For several years, Drugh was the only girl in her primary school, so she is delighted to have the company of other girls her own age in Kirkwall. Many other island pupils will have had similar experiences, stuck for someone their own age with whom to socialise.
Flotta is only 15 minutes away by ferry, but to travel to school every day would be an exhausting commute. "I'd have to get up at six every morning and wouldn't get home until six at night and then have to do my homework,"
There are only 100 people on Flotta, compared with Kirkwall's 7,000, so it offers tantalising opportunities for shopping, sport, music and cinema entertainment.
Like many in the Orkney islands, Drugh's parents came here from mainland UK, in search of a better way of life. Despite the lack of shops, the teenagers appreciate the quiet, peaceful environment and the sense of safety in small communities, where many homes and cars are left unlocked.
"My parents moved here from Dundee when I was six months old. They work at Flotta oil terminal: dad works on site and mum's a cleaner. And I've a peedie sister who is 9," says Drugh, prompting a brief introduction to Orcadian dialect, which Craig Horton sums up.
"Peedie means small, kye is cattle, coo's a cow and wap is a curlew," he says succinctly. He is a keen observer of waps and gannets and all the hundreds of other species found on the Shapinsay shoreline.
Having a film crew at school for the past year has fuelled great interest in media careers. Drugh has always wanted to act or sing and Craig is interested too.
His family left Lincolnshire for Shapinsay six years ago. His sister Fiona is in sixth year at Kirkwall Grammar. Their father, Clive Horton, is headteacher at Shapinsay Primary and their mum, Rosemary, teaches there.
"Here, I like the fact that I have access to all the shops and things in Kirkwall, like the cinema," says Craig. "You can go to the Pickie, that's the Pickaquoy Centre, there's a cinema there, tennis and squash, roller-skating and badminton. And we also go swimming at the school pool.
"Mum and dad wanted an island life, and, yes, it has lived up to their expectations," Craig adds. "It has nice scenery and people, and it's a lot cleaner. You don't get any traffic jams on Shapinsay. You only go slow if you get stuck behind a tractor."

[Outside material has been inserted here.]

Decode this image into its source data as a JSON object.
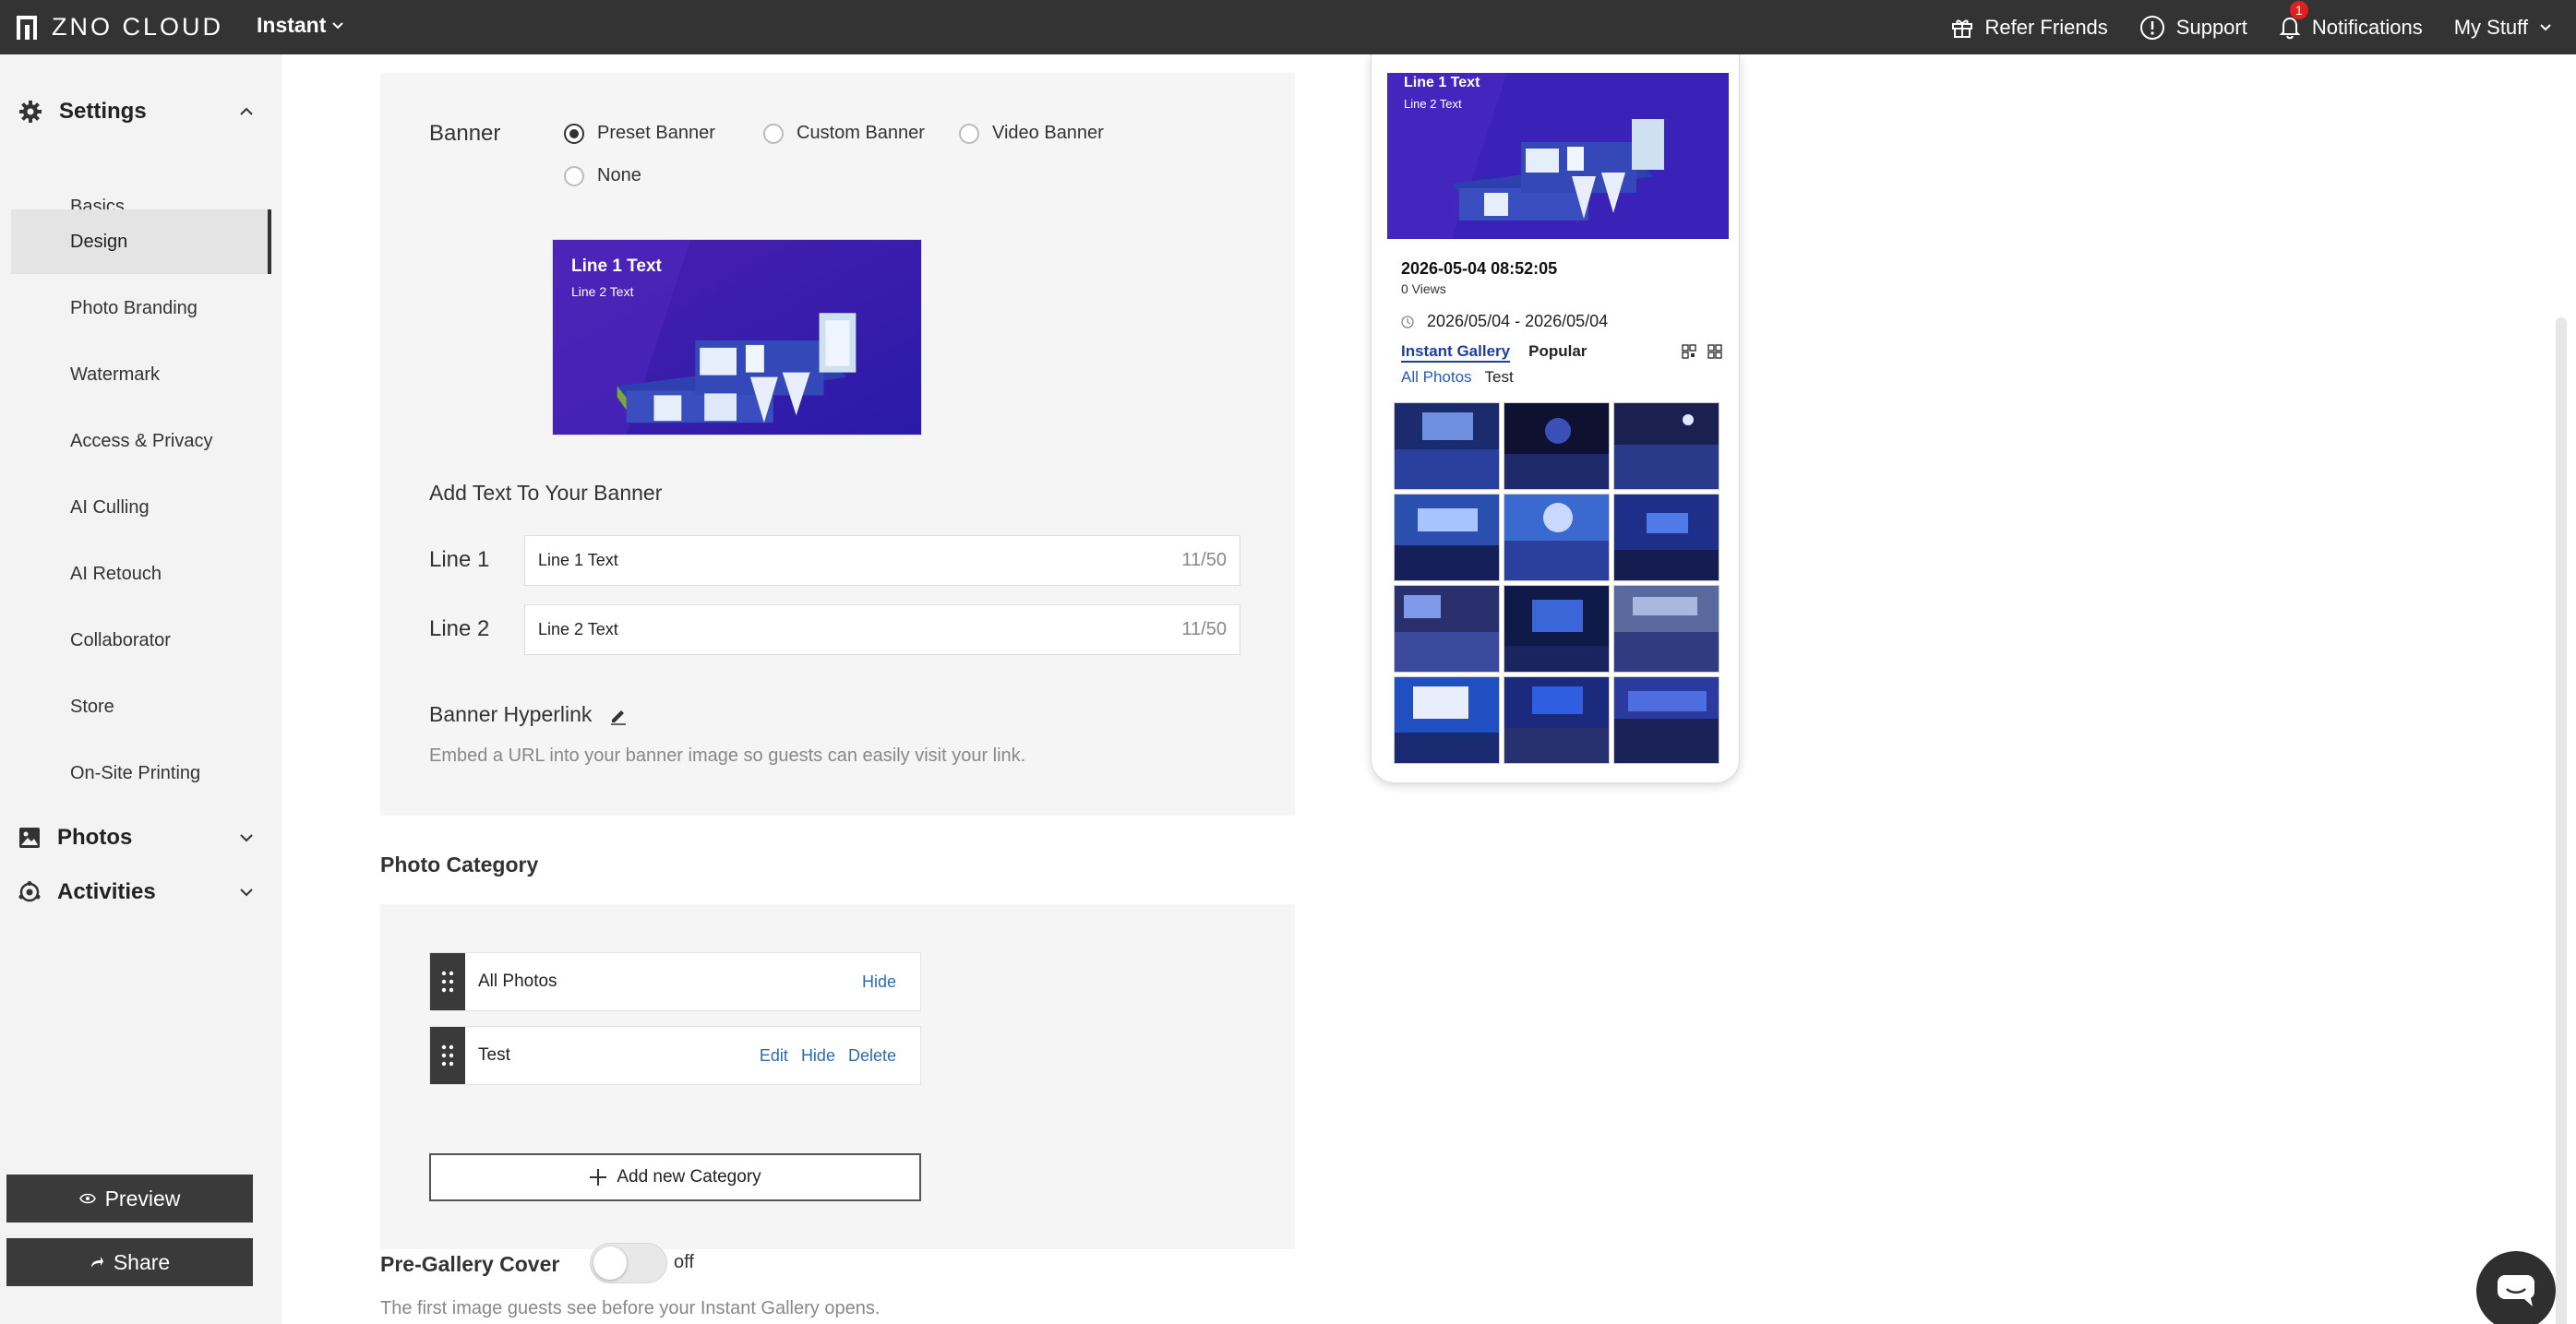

Helen Le-Mar's mum is the only GP serving the 300 people on Shapinsay and her dad works as a property developer. Helen has a list of after-school activities in Kirkwall that wouldn't be possible back home.
"I do Irish dancing, play the piano and oboe, and play the flute in the orchestra.
"I like it in the hostel. You are with friends the whole time and there's lots of stuff to do. I don't really have time to miss mum because there's too much stuff to do and I'm home at the weekends.
"In Shapinsay I go for a cycle or go down the beach, and there's a dance every few months. We used to have a youth club, but the janitor left because there were too many risk-assessment forms to fill out. So we don't have a youth club any more.
"If you go to university you will have to stay away from home anyway, so I am getting used to it.
"I might be a musician or an architect. I'm too squeamish to be a doctor,"
The only downsides the three pupils can think of about hostel life are their three hours of homework and the washing-up rota. All of them would return to Orkney to live after further education, providing they could fulfil their career ambitions here.
For now, their main concern is struggling to remember if they said anything derogatory about their teachers when they visited the diary room while filming.
'Over the Sea to School' starts on Five on Sunday, September 3, 10.30am